16 Dec Fortescue in talks to switch aging ammonia plant to renewable hydrogen
Fortescue Future Industries (FFI) is currently in talks with industrial chemicals company Incitec Pivot over the conversion of a Brisbane-based ammonia production plant’s energy source to green hydrogen.
The Australian companies will conduct an engineering design study on Incitec’s Gibson Island ammonia facility that will detail the expected cost, timing and commercial opportunities of the plant conversion, with a final investment decision expected to follow.
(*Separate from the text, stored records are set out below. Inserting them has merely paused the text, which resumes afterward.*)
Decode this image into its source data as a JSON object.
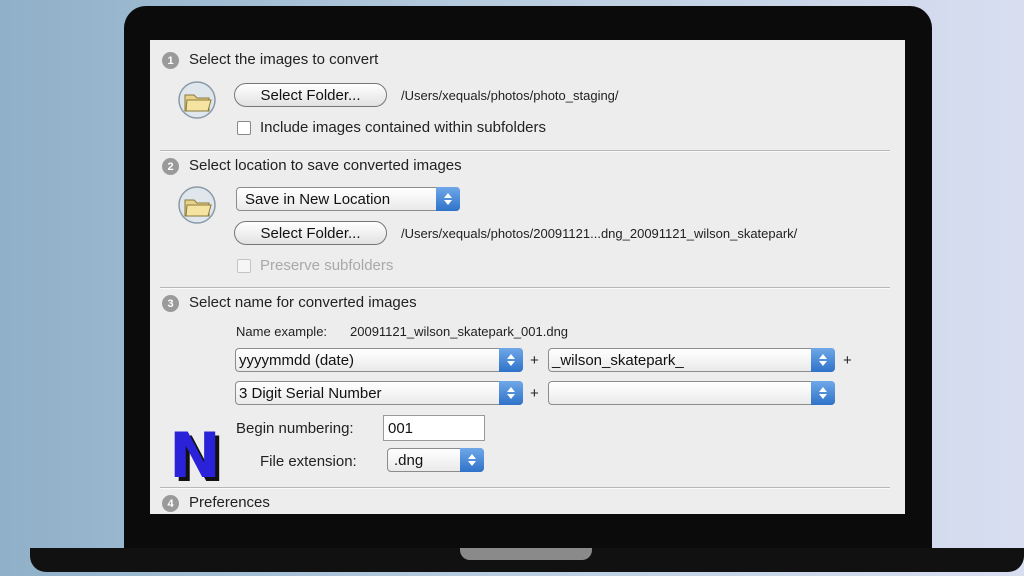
{
  "sections": {
    "s1": {
      "num": "1",
      "title": "Select the images to convert"
    },
    "s2": {
      "num": "2",
      "title": "Select location to save converted images"
    },
    "s3": {
      "num": "3",
      "title": "Select name for converted images"
    },
    "s4": {
      "num": "4",
      "title": "Preferences"
    }
  },
  "source": {
    "button_label": "Select Folder...",
    "path": "/Users/xequals/photos/photo_staging/",
    "subfolders_label": "Include images contained within subfolders"
  },
  "destination": {
    "location_value": "Save in New Location",
    "button_label": "Select Folder...",
    "path": "/Users/xequals/photos/20091121...dng_20091121_wilson_skatepark/",
    "preserve_label": "Preserve subfolders"
  },
  "naming": {
    "example_label": "Name example:",
    "example_value": "20091121_wilson_skatepark_001.dng",
    "field1": "yyyymmdd (date)",
    "field2": "_wilson_skatepark_",
    "field3": "3 Digit Serial Number",
    "field4": "",
    "plus": "+",
    "begin_label": "Begin numbering:",
    "begin_value": "001",
    "ext_label": "File extension:",
    "ext_value": ".dng"
  },
  "colors": {
    "accent": "#2f72c9",
    "logo": "#2a22d8"
  },
  "logo": {
    "letter": "N"
  }
}
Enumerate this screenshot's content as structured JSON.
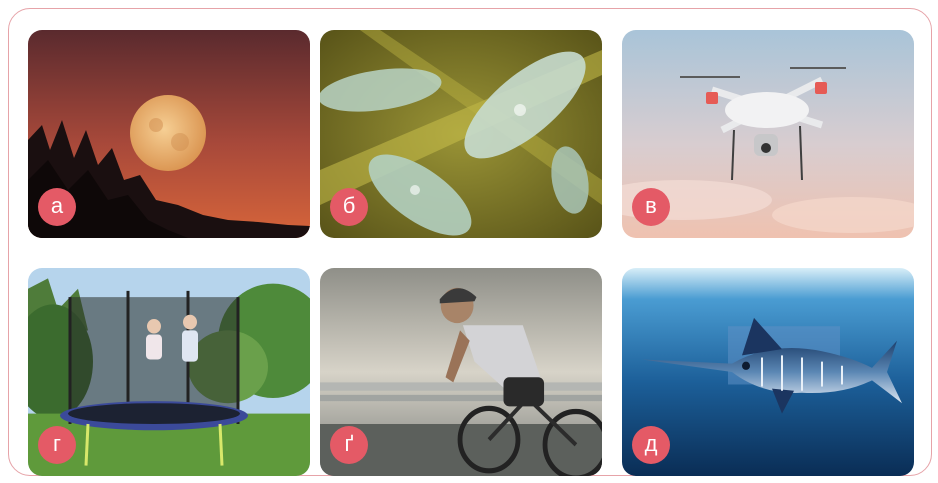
{
  "panels": [
    {
      "label": "а",
      "subject": "moon-over-trees"
    },
    {
      "label": "б",
      "subject": "paramecium-microorganisms"
    },
    {
      "label": "в",
      "subject": "quadcopter-drone"
    },
    {
      "label": "г",
      "subject": "children-on-trampoline"
    },
    {
      "label": "ґ",
      "subject": "cyclist-on-road-bike"
    },
    {
      "label": "д",
      "subject": "swordfish-underwater"
    }
  ],
  "colors": {
    "badge": "#e45a66",
    "frame": "#e6a3a8"
  }
}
The move would potentially rescue the plant from closure, after Incitec found that it could ultimately use up to 50,000 tonnes of renewable hydrogen a year to produce more than 300,000 tonnes of green ammonia, using Fortescue to construct and operate an onsite electrolysis plant.
That level of green hydrogen production would require electricity supplies from around 1,000MW of wind and solar capacity. It would allow for a complete replacement of the ammonia plant’s existing fossil hydrogen feedstock.
FFI chairman Andrew Forrest said the positive outcome of a technical feasibility study, instigated in October, was a step forward for the decarbonisation of a key Queensland industry.
“The announcement of this important agreement at the IPL site in Brisbane in October was a significant milestone, and I am delighted that we are now ready to confirm that we are moving to the next phase of studies to make this dream a reality,” he said.
Most of the world’s ammonia production is used as a fertiliser in agricultural production, but it’s also used as a fuel for heavy transport, as well as an effective transport medium for hydrogen.